• YOUR ASSIGNMENT
Please copy each line below that contains the word "Edumark".

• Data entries
********************
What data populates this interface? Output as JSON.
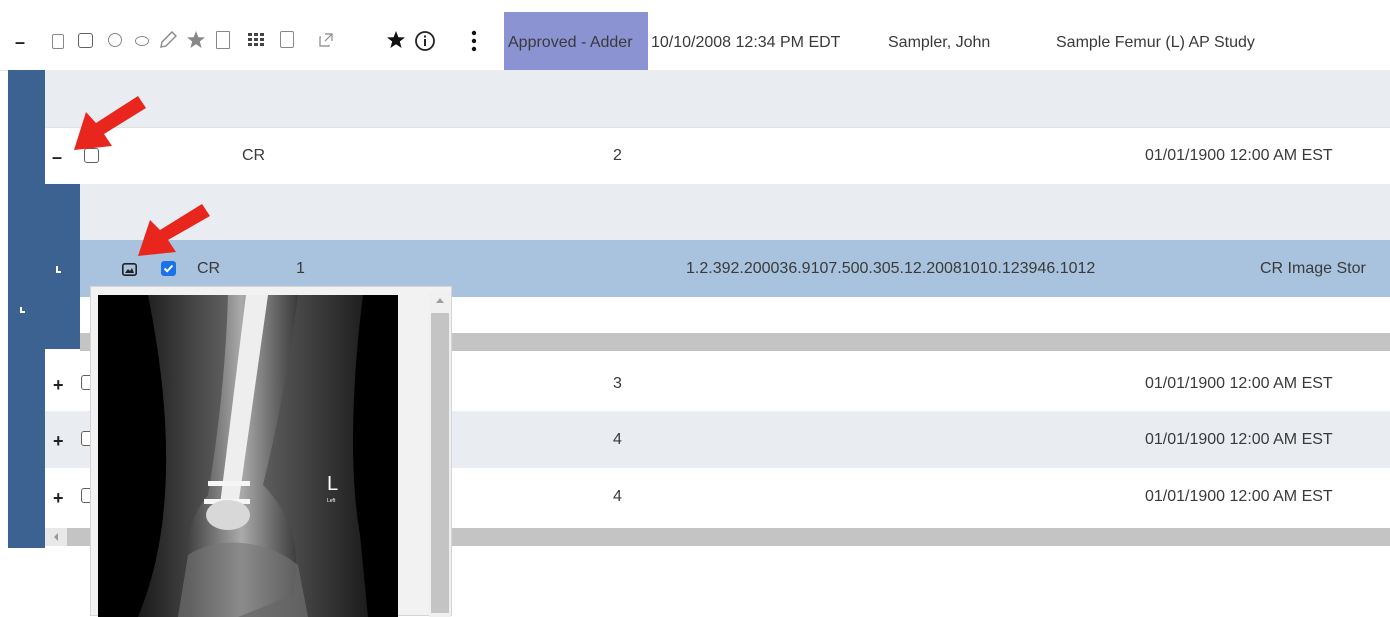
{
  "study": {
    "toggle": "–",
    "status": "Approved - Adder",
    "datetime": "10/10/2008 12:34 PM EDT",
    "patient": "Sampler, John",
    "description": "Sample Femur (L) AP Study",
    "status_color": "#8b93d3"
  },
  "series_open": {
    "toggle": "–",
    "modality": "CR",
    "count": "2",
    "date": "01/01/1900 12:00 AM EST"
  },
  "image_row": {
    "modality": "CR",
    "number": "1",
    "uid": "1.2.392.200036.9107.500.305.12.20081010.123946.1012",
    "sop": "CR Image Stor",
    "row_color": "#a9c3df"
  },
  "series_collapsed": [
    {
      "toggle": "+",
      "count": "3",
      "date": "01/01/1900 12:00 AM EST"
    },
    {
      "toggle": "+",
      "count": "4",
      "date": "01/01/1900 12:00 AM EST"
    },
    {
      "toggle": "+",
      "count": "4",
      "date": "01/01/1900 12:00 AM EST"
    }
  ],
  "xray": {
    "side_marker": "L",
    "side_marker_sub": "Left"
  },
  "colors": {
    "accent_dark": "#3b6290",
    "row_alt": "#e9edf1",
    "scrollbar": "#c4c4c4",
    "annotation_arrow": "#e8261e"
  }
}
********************
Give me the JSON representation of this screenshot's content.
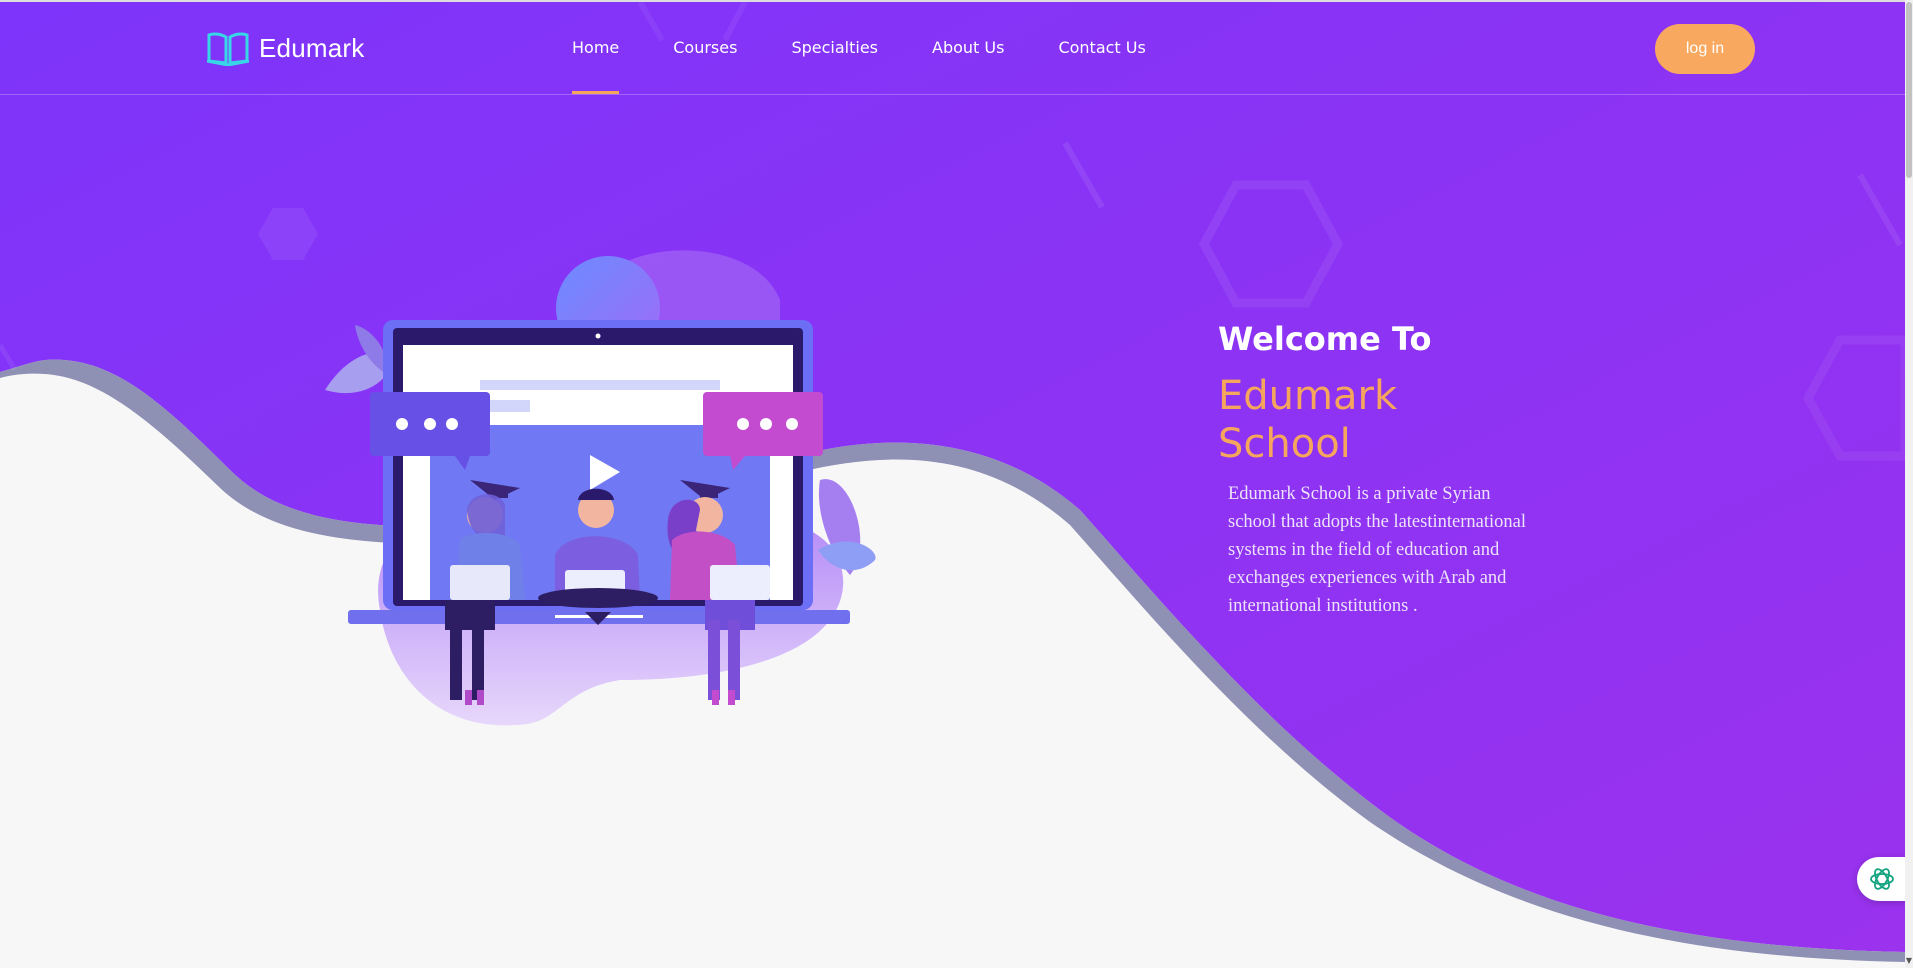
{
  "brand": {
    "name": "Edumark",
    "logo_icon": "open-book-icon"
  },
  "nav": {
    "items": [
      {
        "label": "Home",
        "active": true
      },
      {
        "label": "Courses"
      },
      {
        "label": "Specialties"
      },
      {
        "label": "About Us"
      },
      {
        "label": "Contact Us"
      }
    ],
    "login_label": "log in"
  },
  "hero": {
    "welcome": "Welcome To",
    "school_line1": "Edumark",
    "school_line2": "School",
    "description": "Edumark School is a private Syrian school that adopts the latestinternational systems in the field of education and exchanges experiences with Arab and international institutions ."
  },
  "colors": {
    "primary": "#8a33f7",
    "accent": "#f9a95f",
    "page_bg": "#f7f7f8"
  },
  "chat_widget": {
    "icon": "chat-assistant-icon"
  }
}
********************
• RESULT OF THE EXERCISE
    "name": "Edumark",
    "school_line1": "Edumark",
    "description": "Edumark School is a private Syrian school that adopts the latestinternational systems in the field of education and exchanges experiences with Arab and international institutions ."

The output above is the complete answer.